[Component data from apps and pages]
|---|

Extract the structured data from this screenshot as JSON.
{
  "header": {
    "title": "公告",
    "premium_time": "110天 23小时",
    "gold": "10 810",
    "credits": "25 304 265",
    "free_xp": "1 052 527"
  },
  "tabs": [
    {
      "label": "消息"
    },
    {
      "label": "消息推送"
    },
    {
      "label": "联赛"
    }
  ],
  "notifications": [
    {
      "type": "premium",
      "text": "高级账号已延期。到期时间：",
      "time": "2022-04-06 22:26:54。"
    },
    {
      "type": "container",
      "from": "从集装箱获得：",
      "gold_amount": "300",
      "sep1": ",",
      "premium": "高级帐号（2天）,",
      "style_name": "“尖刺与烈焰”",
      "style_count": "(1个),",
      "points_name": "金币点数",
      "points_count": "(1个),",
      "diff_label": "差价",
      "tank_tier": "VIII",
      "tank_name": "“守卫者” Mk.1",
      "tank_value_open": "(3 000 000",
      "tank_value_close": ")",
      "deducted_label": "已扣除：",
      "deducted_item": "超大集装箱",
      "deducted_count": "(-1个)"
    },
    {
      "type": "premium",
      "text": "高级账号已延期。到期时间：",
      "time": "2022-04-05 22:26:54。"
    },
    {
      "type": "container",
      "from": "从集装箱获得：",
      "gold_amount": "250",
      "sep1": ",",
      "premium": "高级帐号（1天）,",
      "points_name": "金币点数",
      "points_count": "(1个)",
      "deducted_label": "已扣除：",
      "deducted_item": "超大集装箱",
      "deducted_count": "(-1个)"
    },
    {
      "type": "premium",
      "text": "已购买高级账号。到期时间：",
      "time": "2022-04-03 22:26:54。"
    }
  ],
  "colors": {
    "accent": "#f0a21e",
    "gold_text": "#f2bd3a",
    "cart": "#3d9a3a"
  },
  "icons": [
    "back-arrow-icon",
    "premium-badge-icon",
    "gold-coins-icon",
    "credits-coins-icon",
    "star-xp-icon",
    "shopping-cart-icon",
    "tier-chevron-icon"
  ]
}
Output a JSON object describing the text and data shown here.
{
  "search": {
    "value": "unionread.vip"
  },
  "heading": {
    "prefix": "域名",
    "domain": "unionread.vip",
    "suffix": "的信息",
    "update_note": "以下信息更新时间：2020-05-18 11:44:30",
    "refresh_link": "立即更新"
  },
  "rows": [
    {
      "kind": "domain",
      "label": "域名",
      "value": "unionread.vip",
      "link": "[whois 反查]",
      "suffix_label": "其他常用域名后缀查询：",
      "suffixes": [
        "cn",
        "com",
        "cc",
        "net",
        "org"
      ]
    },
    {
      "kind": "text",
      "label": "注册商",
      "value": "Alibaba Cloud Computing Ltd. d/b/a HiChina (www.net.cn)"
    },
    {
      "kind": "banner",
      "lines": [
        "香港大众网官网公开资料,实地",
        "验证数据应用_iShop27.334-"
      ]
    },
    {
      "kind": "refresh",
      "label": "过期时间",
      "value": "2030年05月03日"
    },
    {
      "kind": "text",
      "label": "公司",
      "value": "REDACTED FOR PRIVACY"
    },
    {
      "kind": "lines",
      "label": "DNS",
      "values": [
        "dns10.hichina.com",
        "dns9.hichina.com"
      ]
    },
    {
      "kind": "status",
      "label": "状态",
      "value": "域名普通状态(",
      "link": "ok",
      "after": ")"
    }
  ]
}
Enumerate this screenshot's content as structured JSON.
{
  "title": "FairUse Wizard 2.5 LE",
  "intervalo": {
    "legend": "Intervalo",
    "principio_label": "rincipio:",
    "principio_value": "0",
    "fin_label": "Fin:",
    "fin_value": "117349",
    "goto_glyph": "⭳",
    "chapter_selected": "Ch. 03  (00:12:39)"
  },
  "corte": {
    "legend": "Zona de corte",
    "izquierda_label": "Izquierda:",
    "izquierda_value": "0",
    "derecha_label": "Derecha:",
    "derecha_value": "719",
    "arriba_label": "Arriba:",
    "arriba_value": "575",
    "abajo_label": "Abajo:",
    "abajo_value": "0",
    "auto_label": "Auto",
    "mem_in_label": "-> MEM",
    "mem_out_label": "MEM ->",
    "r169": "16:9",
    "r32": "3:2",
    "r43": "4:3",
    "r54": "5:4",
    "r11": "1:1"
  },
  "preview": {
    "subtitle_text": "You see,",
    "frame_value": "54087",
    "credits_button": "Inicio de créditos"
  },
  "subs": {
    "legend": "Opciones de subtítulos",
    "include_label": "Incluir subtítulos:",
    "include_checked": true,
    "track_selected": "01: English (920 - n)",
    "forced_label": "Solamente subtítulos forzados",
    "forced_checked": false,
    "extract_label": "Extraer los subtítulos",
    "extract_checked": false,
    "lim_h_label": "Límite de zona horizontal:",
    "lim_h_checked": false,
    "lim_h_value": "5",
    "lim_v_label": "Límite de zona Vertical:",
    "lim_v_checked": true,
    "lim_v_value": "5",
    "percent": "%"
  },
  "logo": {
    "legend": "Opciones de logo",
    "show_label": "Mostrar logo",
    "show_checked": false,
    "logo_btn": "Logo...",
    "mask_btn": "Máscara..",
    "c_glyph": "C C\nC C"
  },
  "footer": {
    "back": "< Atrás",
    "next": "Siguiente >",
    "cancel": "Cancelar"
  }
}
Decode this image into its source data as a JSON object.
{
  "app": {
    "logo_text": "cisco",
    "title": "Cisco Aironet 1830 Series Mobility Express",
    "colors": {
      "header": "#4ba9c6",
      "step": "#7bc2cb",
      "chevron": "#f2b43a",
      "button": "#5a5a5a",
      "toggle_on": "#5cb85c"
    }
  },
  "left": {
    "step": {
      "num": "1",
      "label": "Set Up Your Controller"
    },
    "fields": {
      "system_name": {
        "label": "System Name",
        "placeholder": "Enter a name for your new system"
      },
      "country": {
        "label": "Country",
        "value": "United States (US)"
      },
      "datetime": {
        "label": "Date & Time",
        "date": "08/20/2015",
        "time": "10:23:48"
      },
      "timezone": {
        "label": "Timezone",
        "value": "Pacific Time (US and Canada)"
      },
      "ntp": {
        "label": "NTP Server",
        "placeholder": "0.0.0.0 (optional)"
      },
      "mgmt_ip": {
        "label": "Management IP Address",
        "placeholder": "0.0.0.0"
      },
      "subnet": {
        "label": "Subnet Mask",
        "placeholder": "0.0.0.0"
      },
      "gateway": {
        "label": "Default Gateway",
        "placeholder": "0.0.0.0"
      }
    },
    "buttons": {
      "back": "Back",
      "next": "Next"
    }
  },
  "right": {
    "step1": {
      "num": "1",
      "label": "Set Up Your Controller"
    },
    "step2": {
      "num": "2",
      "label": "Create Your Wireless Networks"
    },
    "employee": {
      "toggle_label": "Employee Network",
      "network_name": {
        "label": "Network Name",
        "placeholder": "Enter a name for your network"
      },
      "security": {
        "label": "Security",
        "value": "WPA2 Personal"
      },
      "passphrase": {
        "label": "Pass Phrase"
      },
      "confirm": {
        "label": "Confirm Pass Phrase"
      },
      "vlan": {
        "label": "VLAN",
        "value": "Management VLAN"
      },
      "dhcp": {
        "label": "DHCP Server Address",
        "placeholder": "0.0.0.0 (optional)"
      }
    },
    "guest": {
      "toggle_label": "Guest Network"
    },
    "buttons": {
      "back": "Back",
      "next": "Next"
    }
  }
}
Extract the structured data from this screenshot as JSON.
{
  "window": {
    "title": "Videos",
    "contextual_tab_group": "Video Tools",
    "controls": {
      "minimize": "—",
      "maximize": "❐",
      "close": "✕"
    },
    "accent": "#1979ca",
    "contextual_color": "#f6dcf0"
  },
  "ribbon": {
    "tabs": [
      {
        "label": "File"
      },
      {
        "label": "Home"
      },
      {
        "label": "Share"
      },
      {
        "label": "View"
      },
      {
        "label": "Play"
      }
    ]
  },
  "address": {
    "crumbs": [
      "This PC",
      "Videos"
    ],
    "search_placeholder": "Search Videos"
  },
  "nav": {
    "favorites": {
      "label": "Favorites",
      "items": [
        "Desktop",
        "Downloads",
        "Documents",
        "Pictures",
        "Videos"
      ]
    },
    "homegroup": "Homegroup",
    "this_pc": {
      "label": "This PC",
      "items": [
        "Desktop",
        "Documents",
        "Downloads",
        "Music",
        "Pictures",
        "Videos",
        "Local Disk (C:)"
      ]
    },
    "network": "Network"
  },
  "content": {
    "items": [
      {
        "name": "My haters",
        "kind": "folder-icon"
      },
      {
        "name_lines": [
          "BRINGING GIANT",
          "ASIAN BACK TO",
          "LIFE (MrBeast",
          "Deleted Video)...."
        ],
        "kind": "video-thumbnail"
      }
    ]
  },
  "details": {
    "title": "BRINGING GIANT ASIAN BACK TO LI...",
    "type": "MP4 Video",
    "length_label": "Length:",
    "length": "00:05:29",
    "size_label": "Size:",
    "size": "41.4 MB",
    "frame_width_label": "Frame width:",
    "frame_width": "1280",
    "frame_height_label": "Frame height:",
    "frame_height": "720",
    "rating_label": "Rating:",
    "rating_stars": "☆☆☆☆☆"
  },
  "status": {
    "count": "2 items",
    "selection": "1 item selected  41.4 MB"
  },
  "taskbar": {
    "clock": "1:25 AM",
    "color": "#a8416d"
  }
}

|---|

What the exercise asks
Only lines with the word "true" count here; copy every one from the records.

Solved exercise
    "include_checked": true,
    "lim_v_checked": true,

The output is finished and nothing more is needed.